**Work order:** Within the listing, how many lines hold the word "Settings"? Give the number by itself.

**Given records:**
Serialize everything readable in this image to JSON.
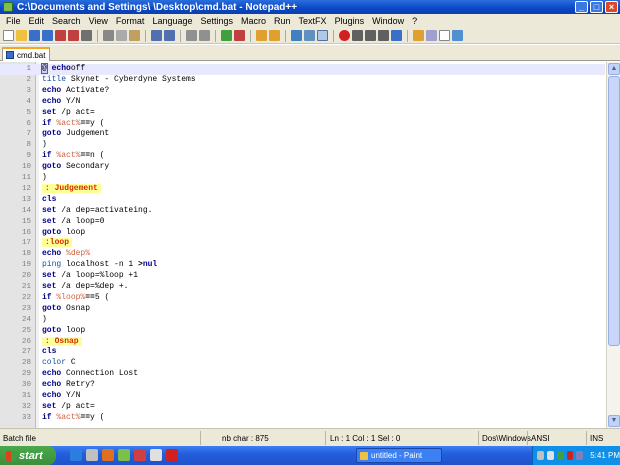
{
  "window": {
    "title": "C:\\Documents and Settings\\                    \\Desktop\\cmd.bat - Notepad++"
  },
  "menu": [
    "File",
    "Edit",
    "Search",
    "View",
    "Format",
    "Language",
    "Settings",
    "Macro",
    "Run",
    "TextFX",
    "Plugins",
    "Window",
    "?"
  ],
  "tab": {
    "label": "cmd.bat"
  },
  "lines": [
    {
      "n": "1",
      "segs": [
        [
          "caret",
          "@"
        ],
        [
          "kw",
          " echo"
        ],
        [
          "",
          "off"
        ]
      ]
    },
    {
      "n": "2",
      "segs": [
        [
          "kw2",
          "title"
        ],
        [
          "",
          " Skynet - Cyberdyne Systems"
        ]
      ]
    },
    {
      "n": "3",
      "segs": [
        [
          "kw",
          "echo"
        ],
        [
          "",
          " Activate?"
        ]
      ]
    },
    {
      "n": "4",
      "segs": [
        [
          "kw",
          "echo"
        ],
        [
          "",
          " Y/N"
        ]
      ]
    },
    {
      "n": "5",
      "segs": [
        [
          "kw",
          "set"
        ],
        [
          "",
          " /p act="
        ]
      ]
    },
    {
      "n": "6",
      "segs": [
        [
          "kw",
          "if"
        ],
        [
          "",
          " "
        ],
        [
          "var",
          "%act%"
        ],
        [
          "op",
          "=="
        ],
        [
          "",
          "y ("
        ]
      ]
    },
    {
      "n": "7",
      "segs": [
        [
          "kw",
          "goto"
        ],
        [
          "",
          " Judgement"
        ]
      ]
    },
    {
      "n": "8",
      "segs": [
        [
          "",
          ")"
        ]
      ]
    },
    {
      "n": "9",
      "segs": [
        [
          "kw",
          "if"
        ],
        [
          "",
          " "
        ],
        [
          "var",
          "%act%"
        ],
        [
          "op",
          "=="
        ],
        [
          "",
          "n ("
        ]
      ]
    },
    {
      "n": "10",
      "segs": [
        [
          "kw",
          "goto"
        ],
        [
          "",
          " Secondary"
        ]
      ]
    },
    {
      "n": "11",
      "segs": [
        [
          "",
          ")"
        ]
      ]
    },
    {
      "n": "12",
      "segs": [
        [
          "lab",
          ": Judgement"
        ]
      ]
    },
    {
      "n": "13",
      "segs": [
        [
          "kw",
          "cls"
        ]
      ]
    },
    {
      "n": "14",
      "segs": [
        [
          "kw",
          "set"
        ],
        [
          "",
          " /a dep=activateing."
        ]
      ]
    },
    {
      "n": "15",
      "segs": [
        [
          "kw",
          "set"
        ],
        [
          "",
          " /a loop=0"
        ]
      ]
    },
    {
      "n": "16",
      "segs": [
        [
          "kw",
          "goto"
        ],
        [
          "",
          " loop"
        ]
      ]
    },
    {
      "n": "17",
      "segs": [
        [
          "lab",
          ":loop"
        ]
      ]
    },
    {
      "n": "18",
      "segs": [
        [
          "kw",
          "echo"
        ],
        [
          "",
          " "
        ],
        [
          "var",
          "%dep%"
        ]
      ]
    },
    {
      "n": "19",
      "segs": [
        [
          "kw2",
          "ping"
        ],
        [
          "",
          " localhost -n 1 "
        ],
        [
          "op",
          ">"
        ],
        [
          "kw",
          "nul"
        ]
      ]
    },
    {
      "n": "20",
      "segs": [
        [
          "kw",
          "set"
        ],
        [
          "",
          " /a loop=%loop +1"
        ]
      ]
    },
    {
      "n": "21",
      "segs": [
        [
          "kw",
          "set"
        ],
        [
          "",
          " /a dep=%dep +."
        ]
      ]
    },
    {
      "n": "22",
      "segs": [
        [
          "kw",
          "if"
        ],
        [
          "",
          " "
        ],
        [
          "var",
          "%loop%"
        ],
        [
          "op",
          "=="
        ],
        [
          "",
          "5 ("
        ]
      ]
    },
    {
      "n": "23",
      "segs": [
        [
          "kw",
          "goto"
        ],
        [
          "",
          " Osnap"
        ]
      ]
    },
    {
      "n": "24",
      "segs": [
        [
          "",
          ")"
        ]
      ]
    },
    {
      "n": "25",
      "segs": [
        [
          "kw",
          "goto"
        ],
        [
          "",
          " loop"
        ]
      ]
    },
    {
      "n": "26",
      "segs": [
        [
          "lab",
          ": Osnap"
        ]
      ]
    },
    {
      "n": "27",
      "segs": [
        [
          "kw",
          "cls"
        ]
      ]
    },
    {
      "n": "28",
      "segs": [
        [
          "kw2",
          "color"
        ],
        [
          "",
          " C"
        ]
      ]
    },
    {
      "n": "29",
      "segs": [
        [
          "kw",
          "echo"
        ],
        [
          "",
          " Connection Lost"
        ]
      ]
    },
    {
      "n": "30",
      "segs": [
        [
          "kw",
          "echo"
        ],
        [
          "",
          " Retry?"
        ]
      ]
    },
    {
      "n": "31",
      "segs": [
        [
          "kw",
          "echo"
        ],
        [
          "",
          " Y/N"
        ]
      ]
    },
    {
      "n": "32",
      "segs": [
        [
          "kw",
          "set"
        ],
        [
          "",
          " /p act="
        ]
      ]
    },
    {
      "n": "33",
      "segs": [
        [
          "kw",
          "if"
        ],
        [
          "",
          " "
        ],
        [
          "var",
          "%act%"
        ],
        [
          "op",
          "=="
        ],
        [
          "",
          "y ("
        ]
      ]
    }
  ],
  "status": {
    "filetype": "Batch file",
    "nbchar": "nb char : 875",
    "position": "Ln : 1   Col : 1   Sel : 0",
    "eol": "Dos\\Windows",
    "encoding": "ANSI",
    "mode": "INS"
  },
  "taskbar": {
    "start_label": "start",
    "task_label": "untitled - Paint",
    "clock": "5:41 PM"
  },
  "colors": {
    "titlebar": "#0a47c4",
    "keyword": "#00008b",
    "variable": "#d06040",
    "label_highlight": "#ffff99",
    "taskbar": "#245edb"
  }
}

**Solved problem:** 2